Some union members told Cabin Radio they did not receive the Q&A document, either at their local meeting or by email.

Others appeared confused by the sudden shift, which was outlined in some meetings of union locals but not others.

The communications process for the union appears daunting, with thousands of members now requiring daily contact from Monday to establish their involvement in strategic strikes.

In the past, the union has said it has a strong network of communication with its locals to ensure information is disseminated – but that network appeared tested on Friday and Saturday, as conflicting information emerged from different sources.

It was not clear how easy members would find it to reliably know for certain if they were a part of strategic strike action, or whether they should return to work.

Nor was it clear what would happen if attempting to cross a picket line from Tuesday onward.

For example, if the union maintains any pickets during a strategic strike, would members living in the ridings of MLAs who supported binding arbitration be able to cross the line?

The prospect raised the unlikely possibility of members being required to carry proof of address, and picket line captains needing to know their constituency boundaries.

The MLAs who voted against Yellowknife Centre MLA Julie Green's binding arbitration motion on Friday – which failed by 11 votes to six, with one abstention – were:

  • Glen Abernethy, Great Slave
  • Caroline Cochrane, Range Lake
  • Robert C McLeod, Inuvik Twin Lakes
  • Bob McLeod, Yellowknife South
  • Danny McNeely, Sahtu
  • Alfred Moses, Inuvik Boot Lake
  • Michael Nadli, Dehcho
  • Herb Nakimayak, Nunakput
  • Wally Schumann, Hay River South
  • Lou Sebert, Thebacha
  • Cory Vanthuyne, Yellowknife North

Tom Beaulieu, the MLA for Tu Nedhé-Wiilideh, abstained from the vote.

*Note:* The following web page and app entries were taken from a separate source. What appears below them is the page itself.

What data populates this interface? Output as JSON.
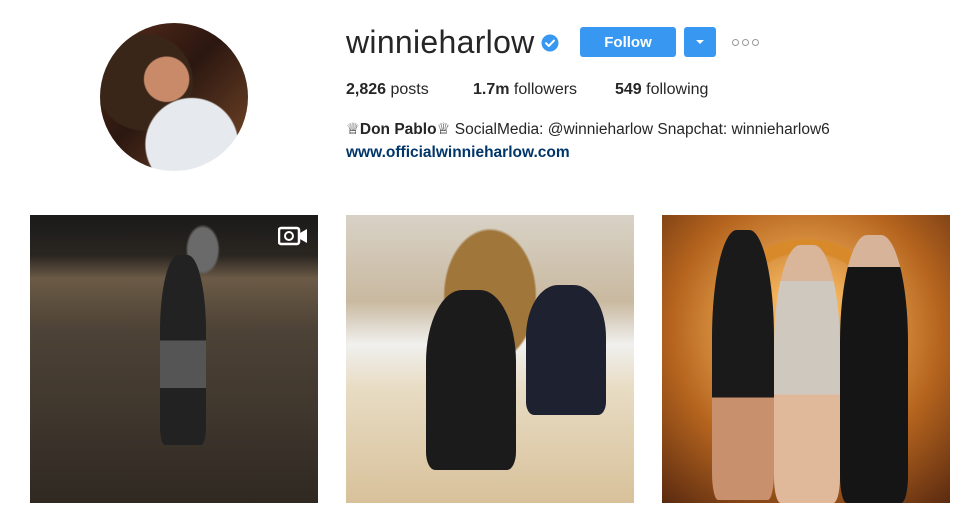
{
  "profile": {
    "username": "winnieharlow",
    "follow_label": "Follow",
    "stats": {
      "posts_count": "2,826",
      "posts_label": "posts",
      "followers_count": "1.7m",
      "followers_label": "followers",
      "following_count": "549",
      "following_label": "following"
    },
    "bio": {
      "name": "♕Don Pablo♕",
      "text": " SocialMedia: @winnieharlow Snapchat: winnieharlow6"
    },
    "website": "www.officialwinnieharlow.com"
  },
  "icons": {
    "verified": "verified-badge-icon",
    "dropdown": "chevron-down-icon",
    "more": "more-options-icon",
    "video": "video-camera-icon"
  },
  "colors": {
    "accent": "#3897f0",
    "link": "#003569",
    "text": "#262626"
  }
}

The union document specifies targeted strike action will only be taken against the ridings of MLAs who voted 'no'.

Jackson Lafferty, the house speaker, is the MLA for Monfwi –  which includes Behchokǫ̀, Gamèti, Wekweeti and Whatì.

It's not clear what will happening in his riding, as Lafferty was not called on to vote.